- The leaking dinghy lift appears to not be leaking any longer. This means no more showers at dinner time while sitting at the salon table on rainy days (yay!).
- The dinghy has a new motor which purrs. Unfortunately I couldn’t get a Yamaha as there are zero available in the country, so I went with a Mercury and it seems to be good so far.
- The davit (crane) should be refurbished with new seals, new hydraulic lines and it should be good for another few years at least.
- All of the fluids on all of the engines have been refreshed. This story is one that I have told before in a variety of ways. I opted to pay a technician to do this work (Thanks Rob/Yacht Tech) so that they could look over the boat for any issues. That was an expensive choice as a few issues were found.
- Rob found a few seals that probably needed to be replaced. We replaced them to be safe.
- Rob found that one of my impellers had broken apart, so bits of plastic needed to be fished out of the generator (phew, good catch on that one)
- Rob noted that my rudder bearing didn’t look healthy. I knew this already but let it go as there was lots of life left in it. When Rob started taking pictures and sending them to Comedy Central, I reconsidered my prior position and came around to the idea that my analysis was likely wrong. We replaced that bearing. (And that bearing agreed with me, it really, really, really didn’t want to go).

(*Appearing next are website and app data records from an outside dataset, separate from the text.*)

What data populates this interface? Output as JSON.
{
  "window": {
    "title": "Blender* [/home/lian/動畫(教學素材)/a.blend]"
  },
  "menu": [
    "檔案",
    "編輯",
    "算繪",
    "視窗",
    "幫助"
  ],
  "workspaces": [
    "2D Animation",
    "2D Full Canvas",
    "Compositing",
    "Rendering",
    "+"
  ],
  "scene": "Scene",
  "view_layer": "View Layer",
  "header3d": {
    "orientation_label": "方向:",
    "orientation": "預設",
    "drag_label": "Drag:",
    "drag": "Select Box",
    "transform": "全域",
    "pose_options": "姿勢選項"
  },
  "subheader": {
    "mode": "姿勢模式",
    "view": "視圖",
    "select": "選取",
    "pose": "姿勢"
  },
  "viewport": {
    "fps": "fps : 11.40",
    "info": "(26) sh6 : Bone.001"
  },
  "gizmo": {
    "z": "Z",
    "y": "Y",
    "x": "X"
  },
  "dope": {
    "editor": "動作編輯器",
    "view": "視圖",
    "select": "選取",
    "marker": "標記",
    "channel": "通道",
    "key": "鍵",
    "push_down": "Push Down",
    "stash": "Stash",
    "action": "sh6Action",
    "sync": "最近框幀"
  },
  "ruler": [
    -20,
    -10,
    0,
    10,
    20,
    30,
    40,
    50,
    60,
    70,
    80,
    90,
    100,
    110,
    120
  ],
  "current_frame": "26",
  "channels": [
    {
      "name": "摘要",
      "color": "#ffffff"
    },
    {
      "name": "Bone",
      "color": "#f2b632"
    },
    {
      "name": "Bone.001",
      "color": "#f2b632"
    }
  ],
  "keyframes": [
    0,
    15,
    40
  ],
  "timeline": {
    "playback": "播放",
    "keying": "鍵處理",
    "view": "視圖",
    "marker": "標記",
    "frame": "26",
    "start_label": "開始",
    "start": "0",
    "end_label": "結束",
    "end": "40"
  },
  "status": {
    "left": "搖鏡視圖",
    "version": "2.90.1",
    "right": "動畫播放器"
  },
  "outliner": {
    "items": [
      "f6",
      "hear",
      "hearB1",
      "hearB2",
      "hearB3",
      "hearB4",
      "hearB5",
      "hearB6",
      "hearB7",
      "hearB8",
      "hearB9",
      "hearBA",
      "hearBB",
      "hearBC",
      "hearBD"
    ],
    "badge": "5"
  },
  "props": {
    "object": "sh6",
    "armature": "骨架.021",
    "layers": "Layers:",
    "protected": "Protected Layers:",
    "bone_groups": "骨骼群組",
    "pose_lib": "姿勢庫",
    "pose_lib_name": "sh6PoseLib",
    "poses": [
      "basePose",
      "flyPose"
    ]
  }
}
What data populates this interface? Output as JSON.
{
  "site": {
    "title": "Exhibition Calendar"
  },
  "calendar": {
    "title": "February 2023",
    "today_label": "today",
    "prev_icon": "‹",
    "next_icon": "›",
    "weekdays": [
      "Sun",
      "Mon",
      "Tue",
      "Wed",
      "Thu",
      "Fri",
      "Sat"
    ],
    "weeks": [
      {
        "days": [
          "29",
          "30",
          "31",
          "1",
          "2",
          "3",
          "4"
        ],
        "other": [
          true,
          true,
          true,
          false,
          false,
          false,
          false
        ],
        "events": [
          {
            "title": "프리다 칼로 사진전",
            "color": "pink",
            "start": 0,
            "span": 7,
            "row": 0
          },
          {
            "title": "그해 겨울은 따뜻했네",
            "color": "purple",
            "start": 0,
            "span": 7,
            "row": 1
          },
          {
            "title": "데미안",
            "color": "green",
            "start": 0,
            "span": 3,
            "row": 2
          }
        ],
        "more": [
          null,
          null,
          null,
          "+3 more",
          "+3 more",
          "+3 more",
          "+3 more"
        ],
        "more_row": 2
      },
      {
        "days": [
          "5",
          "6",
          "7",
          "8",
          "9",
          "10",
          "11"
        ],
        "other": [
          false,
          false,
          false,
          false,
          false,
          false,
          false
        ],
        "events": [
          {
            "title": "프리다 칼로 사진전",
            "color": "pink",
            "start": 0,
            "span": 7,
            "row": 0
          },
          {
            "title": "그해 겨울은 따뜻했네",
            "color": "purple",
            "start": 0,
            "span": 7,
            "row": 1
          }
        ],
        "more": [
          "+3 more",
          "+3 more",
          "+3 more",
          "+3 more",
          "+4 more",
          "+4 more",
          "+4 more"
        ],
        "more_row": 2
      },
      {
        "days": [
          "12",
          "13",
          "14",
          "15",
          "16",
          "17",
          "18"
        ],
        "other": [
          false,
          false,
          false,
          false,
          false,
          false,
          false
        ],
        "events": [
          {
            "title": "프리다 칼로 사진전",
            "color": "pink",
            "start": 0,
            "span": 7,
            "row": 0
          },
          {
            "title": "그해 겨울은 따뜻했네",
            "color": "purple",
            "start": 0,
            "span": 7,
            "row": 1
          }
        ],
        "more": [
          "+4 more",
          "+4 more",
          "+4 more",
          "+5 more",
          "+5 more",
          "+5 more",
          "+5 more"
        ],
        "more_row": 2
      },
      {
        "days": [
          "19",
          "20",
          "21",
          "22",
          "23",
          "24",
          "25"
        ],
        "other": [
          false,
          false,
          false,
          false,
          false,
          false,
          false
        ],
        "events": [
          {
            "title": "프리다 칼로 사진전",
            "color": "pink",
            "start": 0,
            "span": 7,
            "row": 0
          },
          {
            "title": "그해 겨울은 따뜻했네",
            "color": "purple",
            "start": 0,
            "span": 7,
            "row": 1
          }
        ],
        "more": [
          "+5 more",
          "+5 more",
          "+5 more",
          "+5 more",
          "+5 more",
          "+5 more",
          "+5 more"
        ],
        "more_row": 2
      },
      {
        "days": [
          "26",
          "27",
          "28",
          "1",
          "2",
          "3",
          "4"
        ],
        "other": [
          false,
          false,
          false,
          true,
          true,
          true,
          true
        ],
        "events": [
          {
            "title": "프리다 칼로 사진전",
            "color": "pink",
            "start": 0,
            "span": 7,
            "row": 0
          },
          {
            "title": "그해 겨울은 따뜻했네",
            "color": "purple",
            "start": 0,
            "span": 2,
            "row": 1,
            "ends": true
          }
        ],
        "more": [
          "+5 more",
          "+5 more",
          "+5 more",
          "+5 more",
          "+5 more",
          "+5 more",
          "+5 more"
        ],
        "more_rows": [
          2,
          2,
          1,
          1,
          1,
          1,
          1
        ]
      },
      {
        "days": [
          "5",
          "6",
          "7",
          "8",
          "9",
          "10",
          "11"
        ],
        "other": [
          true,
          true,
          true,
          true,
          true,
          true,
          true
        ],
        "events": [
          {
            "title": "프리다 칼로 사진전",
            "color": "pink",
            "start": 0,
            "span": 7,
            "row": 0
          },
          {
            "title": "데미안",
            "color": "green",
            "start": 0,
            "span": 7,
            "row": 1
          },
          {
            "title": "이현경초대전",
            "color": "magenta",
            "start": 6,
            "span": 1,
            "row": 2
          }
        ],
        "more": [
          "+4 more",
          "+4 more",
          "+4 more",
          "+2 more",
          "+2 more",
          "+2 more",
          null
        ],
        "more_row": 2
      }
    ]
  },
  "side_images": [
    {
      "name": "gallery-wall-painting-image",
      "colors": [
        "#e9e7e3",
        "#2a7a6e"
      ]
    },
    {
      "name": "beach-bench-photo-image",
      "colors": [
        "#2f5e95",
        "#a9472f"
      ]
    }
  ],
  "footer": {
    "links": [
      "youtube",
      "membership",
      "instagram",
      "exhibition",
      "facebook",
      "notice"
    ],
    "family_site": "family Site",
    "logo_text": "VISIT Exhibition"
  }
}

- I had a new Racor 500MA fuel filter put on the wing engine (the new one matches the filter on the generator, thereby allowing me to use the same filters in both engines.)
- I have also ordered a whole catalog of new spare parts. The spares on the boat so far are mostly a decade old and some are missing, so I will refresh everything before Home Free ventures too far from shore next week.
- Finally, in the end I will have two new VHF antennae and a backup VHF radio. To do this I will disable the SSB radio. This means that I will have a far more robust system for near shore communication (< 26 miles). The trade off is that I won’t have long range radio, but I have never used the SSB and have similar emergency functionality to the SSB using the IridiumGO solution if I am going to be off shore for significant amounts of time, or multiple EPIRBs if I am in a life threatening emergency.
I also have to give a shout out to the previous owner, David who has come to the rescue on coffee. As some of the readers know, this is a European boat. It has UK style ‘G’ plugs throughout and operates at 220V/50Hz. That means that you can’t plug in many North American appliances.
On the trip down from Virginia, the current coffee machine malfunctioned and after many hours of trying to save it, a few calls to technical support personnel, and a modest swear word or two, it has been declared dead. That means a new coffee machine from the UK was required. David has graciously arranged for a new coffee machine to be delivered thereby saving many days of caffeine withdrawal for the family when they arrive in The Bahamas. Thank you David.
A similar story is playing out in the world of printers. I have a totally awesome HP printer on the boat, but it prints too slowly for Jinhee’s business needs, so there is an effort underway to replace it with a better machine. Nope. Can’t get a laser machine that accepts 220V/50Hz (Update… I think the Epsons do. I am checking that out tomorrow) and they burn way, way too much power to be put on a simple voltage converter. The perfectly good printer I have?! It uses HP 652 cartridges. They are only available in Greece/Turkey and the Middle East. No, HP won’t sell them (printer with a UK plug or 652 print cartridges) to me in North America. Man do I despise modern commerce.
That’s the boat. I have also filled the freezer with meat, one hold on the ship with wine and beer, and have enough pasta to last us a very long time if necessary.
Unfortunately all of this is going to require more waiting. I would really like to write about some excitement here at North Palm Beach, but of all the places in the world I want to be, this is pretty close to the bottom of the list on the ‘interesting’ scale, particularly during a pandemic.